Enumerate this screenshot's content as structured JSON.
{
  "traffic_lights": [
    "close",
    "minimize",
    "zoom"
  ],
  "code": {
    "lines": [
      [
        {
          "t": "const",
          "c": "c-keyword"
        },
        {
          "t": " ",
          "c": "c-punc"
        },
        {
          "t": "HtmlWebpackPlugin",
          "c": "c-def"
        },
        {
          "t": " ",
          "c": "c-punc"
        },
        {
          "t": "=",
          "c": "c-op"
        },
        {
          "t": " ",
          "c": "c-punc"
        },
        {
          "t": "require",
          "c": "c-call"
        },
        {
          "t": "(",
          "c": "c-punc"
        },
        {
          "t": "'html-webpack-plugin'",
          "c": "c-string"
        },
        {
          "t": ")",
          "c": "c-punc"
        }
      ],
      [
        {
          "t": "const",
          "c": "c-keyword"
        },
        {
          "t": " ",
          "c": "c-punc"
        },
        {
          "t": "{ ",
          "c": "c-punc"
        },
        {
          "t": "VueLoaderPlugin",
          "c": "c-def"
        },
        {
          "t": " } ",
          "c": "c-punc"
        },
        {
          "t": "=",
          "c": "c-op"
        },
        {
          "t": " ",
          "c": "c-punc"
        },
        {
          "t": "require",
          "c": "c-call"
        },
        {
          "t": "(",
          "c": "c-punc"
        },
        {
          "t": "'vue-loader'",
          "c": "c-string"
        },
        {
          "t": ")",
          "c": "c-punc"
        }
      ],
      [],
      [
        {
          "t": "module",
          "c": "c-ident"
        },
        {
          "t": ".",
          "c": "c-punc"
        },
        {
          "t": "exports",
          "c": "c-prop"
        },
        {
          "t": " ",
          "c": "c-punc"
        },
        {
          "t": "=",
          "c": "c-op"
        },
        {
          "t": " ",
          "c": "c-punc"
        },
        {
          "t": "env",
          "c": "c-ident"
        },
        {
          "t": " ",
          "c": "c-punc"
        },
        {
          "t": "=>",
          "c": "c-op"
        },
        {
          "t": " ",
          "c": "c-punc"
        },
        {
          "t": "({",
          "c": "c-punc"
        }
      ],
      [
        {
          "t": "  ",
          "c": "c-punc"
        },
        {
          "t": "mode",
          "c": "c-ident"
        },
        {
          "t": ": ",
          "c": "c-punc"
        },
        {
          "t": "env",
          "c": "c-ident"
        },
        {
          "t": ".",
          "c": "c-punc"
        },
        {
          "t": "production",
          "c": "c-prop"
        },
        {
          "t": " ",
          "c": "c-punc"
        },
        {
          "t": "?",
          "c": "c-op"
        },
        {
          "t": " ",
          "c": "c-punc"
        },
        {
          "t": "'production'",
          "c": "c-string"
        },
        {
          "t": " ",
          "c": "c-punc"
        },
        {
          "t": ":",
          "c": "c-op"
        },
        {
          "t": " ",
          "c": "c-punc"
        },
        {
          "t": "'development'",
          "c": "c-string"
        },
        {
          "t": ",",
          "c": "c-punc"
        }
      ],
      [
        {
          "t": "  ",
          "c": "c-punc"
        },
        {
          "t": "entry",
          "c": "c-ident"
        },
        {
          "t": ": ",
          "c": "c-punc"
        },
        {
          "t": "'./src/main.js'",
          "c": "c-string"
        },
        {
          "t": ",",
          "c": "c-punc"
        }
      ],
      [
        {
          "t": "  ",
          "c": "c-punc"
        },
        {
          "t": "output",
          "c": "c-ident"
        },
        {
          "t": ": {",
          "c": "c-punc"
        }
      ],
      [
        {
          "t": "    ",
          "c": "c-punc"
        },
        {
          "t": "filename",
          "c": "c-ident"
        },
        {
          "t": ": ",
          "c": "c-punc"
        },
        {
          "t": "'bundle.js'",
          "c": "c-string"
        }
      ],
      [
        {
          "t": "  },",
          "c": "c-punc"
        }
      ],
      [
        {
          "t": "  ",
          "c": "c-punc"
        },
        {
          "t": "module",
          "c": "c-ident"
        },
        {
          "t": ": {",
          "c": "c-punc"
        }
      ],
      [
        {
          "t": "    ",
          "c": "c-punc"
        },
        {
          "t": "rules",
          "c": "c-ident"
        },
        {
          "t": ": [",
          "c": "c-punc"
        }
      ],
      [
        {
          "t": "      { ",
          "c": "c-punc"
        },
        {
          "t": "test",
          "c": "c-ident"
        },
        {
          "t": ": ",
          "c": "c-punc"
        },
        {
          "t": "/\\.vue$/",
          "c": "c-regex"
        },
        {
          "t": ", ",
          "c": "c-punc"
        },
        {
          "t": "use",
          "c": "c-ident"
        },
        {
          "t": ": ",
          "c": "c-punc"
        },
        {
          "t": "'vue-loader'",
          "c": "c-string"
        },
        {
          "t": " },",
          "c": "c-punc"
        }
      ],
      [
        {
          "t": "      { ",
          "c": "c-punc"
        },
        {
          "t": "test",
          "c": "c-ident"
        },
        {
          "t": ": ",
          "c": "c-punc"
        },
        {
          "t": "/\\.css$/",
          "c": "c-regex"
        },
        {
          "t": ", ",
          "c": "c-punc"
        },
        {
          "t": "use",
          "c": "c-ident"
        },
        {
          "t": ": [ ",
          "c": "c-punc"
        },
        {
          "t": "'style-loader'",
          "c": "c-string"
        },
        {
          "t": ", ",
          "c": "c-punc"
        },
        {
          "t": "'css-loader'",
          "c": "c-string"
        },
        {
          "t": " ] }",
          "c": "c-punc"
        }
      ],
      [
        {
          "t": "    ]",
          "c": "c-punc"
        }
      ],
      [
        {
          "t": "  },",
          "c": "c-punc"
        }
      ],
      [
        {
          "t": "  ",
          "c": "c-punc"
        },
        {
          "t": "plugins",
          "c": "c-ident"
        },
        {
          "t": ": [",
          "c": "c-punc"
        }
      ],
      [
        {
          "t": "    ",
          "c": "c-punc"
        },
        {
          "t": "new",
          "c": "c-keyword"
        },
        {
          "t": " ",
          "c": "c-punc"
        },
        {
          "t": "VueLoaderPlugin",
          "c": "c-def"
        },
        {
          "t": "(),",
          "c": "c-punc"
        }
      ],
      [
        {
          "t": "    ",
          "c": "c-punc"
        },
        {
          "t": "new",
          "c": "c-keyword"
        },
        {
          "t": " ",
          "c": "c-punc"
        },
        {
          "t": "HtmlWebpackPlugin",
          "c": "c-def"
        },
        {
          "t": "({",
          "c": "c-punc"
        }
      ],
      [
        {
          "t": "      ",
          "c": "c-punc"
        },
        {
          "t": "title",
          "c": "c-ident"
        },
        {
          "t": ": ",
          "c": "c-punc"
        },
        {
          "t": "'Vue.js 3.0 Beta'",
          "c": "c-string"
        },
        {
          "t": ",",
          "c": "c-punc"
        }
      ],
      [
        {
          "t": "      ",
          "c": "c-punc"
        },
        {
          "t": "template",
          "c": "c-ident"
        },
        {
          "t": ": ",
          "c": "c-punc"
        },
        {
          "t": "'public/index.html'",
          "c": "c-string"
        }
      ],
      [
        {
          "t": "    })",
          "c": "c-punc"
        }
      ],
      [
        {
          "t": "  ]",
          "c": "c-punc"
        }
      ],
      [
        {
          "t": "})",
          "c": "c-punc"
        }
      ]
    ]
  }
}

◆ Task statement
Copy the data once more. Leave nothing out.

◆ Output for this exercise
Enumerate this screenshot's content as structured JSON.
{
  "traffic_lights": [
    "close",
    "minimize",
    "zoom"
  ],
  "code": {
    "lines": [
      [
        {
          "t": "const",
          "c": "c-keyword"
        },
        {
          "t": " ",
          "c": "c-punc"
        },
        {
          "t": "HtmlWebpackPlugin",
          "c": "c-def"
        },
        {
          "t": " ",
          "c": "c-punc"
        },
        {
          "t": "=",
          "c": "c-op"
        },
        {
          "t": " ",
          "c": "c-punc"
        },
        {
          "t": "require",
          "c": "c-call"
        },
        {
          "t": "(",
          "c": "c-punc"
        },
        {
          "t": "'html-webpack-plugin'",
          "c": "c-string"
        },
        {
          "t": ")",
          "c": "c-punc"
        }
      ],
      [
        {
          "t": "const",
          "c": "c-keyword"
        },
        {
          "t": " ",
          "c": "c-punc"
        },
        {
          "t": "{ ",
          "c": "c-punc"
        },
        {
          "t": "VueLoaderPlugin",
          "c": "c-def"
        },
        {
          "t": " } ",
          "c": "c-punc"
        },
        {
          "t": "=",
          "c": "c-op"
        },
        {
          "t": " ",
          "c": "c-punc"
        },
        {
          "t": "require",
          "c": "c-call"
        },
        {
          "t": "(",
          "c": "c-punc"
        },
        {
          "t": "'vue-loader'",
          "c": "c-string"
        },
        {
          "t": ")",
          "c": "c-punc"
        }
      ],
      [],
      [
        {
          "t": "module",
          "c": "c-ident"
        },
        {
          "t": ".",
          "c": "c-punc"
        },
        {
          "t": "exports",
          "c": "c-prop"
        },
        {
          "t": " ",
          "c": "c-punc"
        },
        {
          "t": "=",
          "c": "c-op"
        },
        {
          "t": " ",
          "c": "c-punc"
        },
        {
          "t": "env",
          "c": "c-ident"
        },
        {
          "t": " ",
          "c": "c-punc"
        },
        {
          "t": "=>",
          "c": "c-op"
        },
        {
          "t": " ",
          "c": "c-punc"
        },
        {
          "t": "({",
          "c": "c-punc"
        }
      ],
      [
        {
          "t": "  ",
          "c": "c-punc"
        },
        {
          "t": "mode",
          "c": "c-ident"
        },
        {
          "t": ": ",
          "c": "c-punc"
        },
        {
          "t": "env",
          "c": "c-ident"
        },
        {
          "t": ".",
          "c": "c-punc"
        },
        {
          "t": "production",
          "c": "c-prop"
        },
        {
          "t": " ",
          "c": "c-punc"
        },
        {
          "t": "?",
          "c": "c-op"
        },
        {
          "t": " ",
          "c": "c-punc"
        },
        {
          "t": "'production'",
          "c": "c-string"
        },
        {
          "t": " ",
          "c": "c-punc"
        },
        {
          "t": ":",
          "c": "c-op"
        },
        {
          "t": " ",
          "c": "c-punc"
        },
        {
          "t": "'development'",
          "c": "c-string"
        },
        {
          "t": ",",
          "c": "c-punc"
        }
      ],
      [
        {
          "t": "  ",
          "c": "c-punc"
        },
        {
          "t": "entry",
          "c": "c-ident"
        },
        {
          "t": ": ",
          "c": "c-punc"
        },
        {
          "t": "'./src/main.js'",
          "c": "c-string"
        },
        {
          "t": ",",
          "c": "c-punc"
        }
      ],
      [
        {
          "t": "  ",
          "c": "c-punc"
        },
        {
          "t": "output",
          "c": "c-ident"
        },
        {
          "t": ": {",
          "c": "c-punc"
        }
      ],
      [
        {
          "t": "    ",
          "c": "c-punc"
        },
        {
          "t": "filename",
          "c": "c-ident"
        },
        {
          "t": ": ",
          "c": "c-punc"
        },
        {
          "t": "'bundle.js'",
          "c": "c-string"
        }
      ],
      [
        {
          "t": "  },",
          "c": "c-punc"
        }
      ],
      [
        {
          "t": "  ",
          "c": "c-punc"
        },
        {
          "t": "module",
          "c": "c-ident"
        },
        {
          "t": ": {",
          "c": "c-punc"
        }
      ],
      [
        {
          "t": "    ",
          "c": "c-punc"
        },
        {
          "t": "rules",
          "c": "c-ident"
        },
        {
          "t": ": [",
          "c": "c-punc"
        }
      ],
      [
        {
          "t": "      { ",
          "c": "c-punc"
        },
        {
          "t": "test",
          "c": "c-ident"
        },
        {
          "t": ": ",
          "c": "c-punc"
        },
        {
          "t": "/\\.vue$/",
          "c": "c-regex"
        },
        {
          "t": ", ",
          "c": "c-punc"
        },
        {
          "t": "use",
          "c": "c-ident"
        },
        {
          "t": ": ",
          "c": "c-punc"
        },
        {
          "t": "'vue-loader'",
          "c": "c-string"
        },
        {
          "t": " },",
          "c": "c-punc"
        }
      ],
      [
        {
          "t": "      { ",
          "c": "c-punc"
        },
        {
          "t": "test",
          "c": "c-ident"
        },
        {
          "t": ": ",
          "c": "c-punc"
        },
        {
          "t": "/\\.css$/",
          "c": "c-regex"
        },
        {
          "t": ", ",
          "c": "c-punc"
        },
        {
          "t": "use",
          "c": "c-ident"
        },
        {
          "t": ": [ ",
          "c": "c-punc"
        },
        {
          "t": "'style-loader'",
          "c": "c-string"
        },
        {
          "t": ", ",
          "c": "c-punc"
        },
        {
          "t": "'css-loader'",
          "c": "c-string"
        },
        {
          "t": " ] }",
          "c": "c-punc"
        }
      ],
      [
        {
          "t": "    ]",
          "c": "c-punc"
        }
      ],
      [
        {
          "t": "  },",
          "c": "c-punc"
        }
      ],
      [
        {
          "t": "  ",
          "c": "c-punc"
        },
        {
          "t": "plugins",
          "c": "c-ident"
        },
        {
          "t": ": [",
          "c": "c-punc"
        }
      ],
      [
        {
          "t": "    ",
          "c": "c-punc"
        },
        {
          "t": "new",
          "c": "c-keyword"
        },
        {
          "t": " ",
          "c": "c-punc"
        },
        {
          "t": "VueLoaderPlugin",
          "c": "c-def"
        },
        {
          "t": "(),",
          "c": "c-punc"
        }
      ],
      [
        {
          "t": "    ",
          "c": "c-punc"
        },
        {
          "t": "new",
          "c": "c-keyword"
        },
        {
          "t": " ",
          "c": "c-punc"
        },
        {
          "t": "HtmlWebpackPlugin",
          "c": "c-def"
        },
        {
          "t": "({",
          "c": "c-punc"
        }
      ],
      [
        {
          "t": "      ",
          "c": "c-punc"
        },
        {
          "t": "title",
          "c": "c-ident"
        },
        {
          "t": ": ",
          "c": "c-punc"
        },
        {
          "t": "'Vue.js 3.0 Beta'",
          "c": "c-string"
        },
        {
          "t": ",",
          "c": "c-punc"
        }
      ],
      [
        {
          "t": "      ",
          "c": "c-punc"
        },
        {
          "t": "template",
          "c": "c-ident"
        },
        {
          "t": ": ",
          "c": "c-punc"
        },
        {
          "t": "'public/index.html'",
          "c": "c-string"
        }
      ],
      [
        {
          "t": "    })",
          "c": "c-punc"
        }
      ],
      [
        {
          "t": "  ]",
          "c": "c-punc"
        }
      ],
      [
        {
          "t": "})",
          "c": "c-punc"
        }
      ]
    ]
  }
}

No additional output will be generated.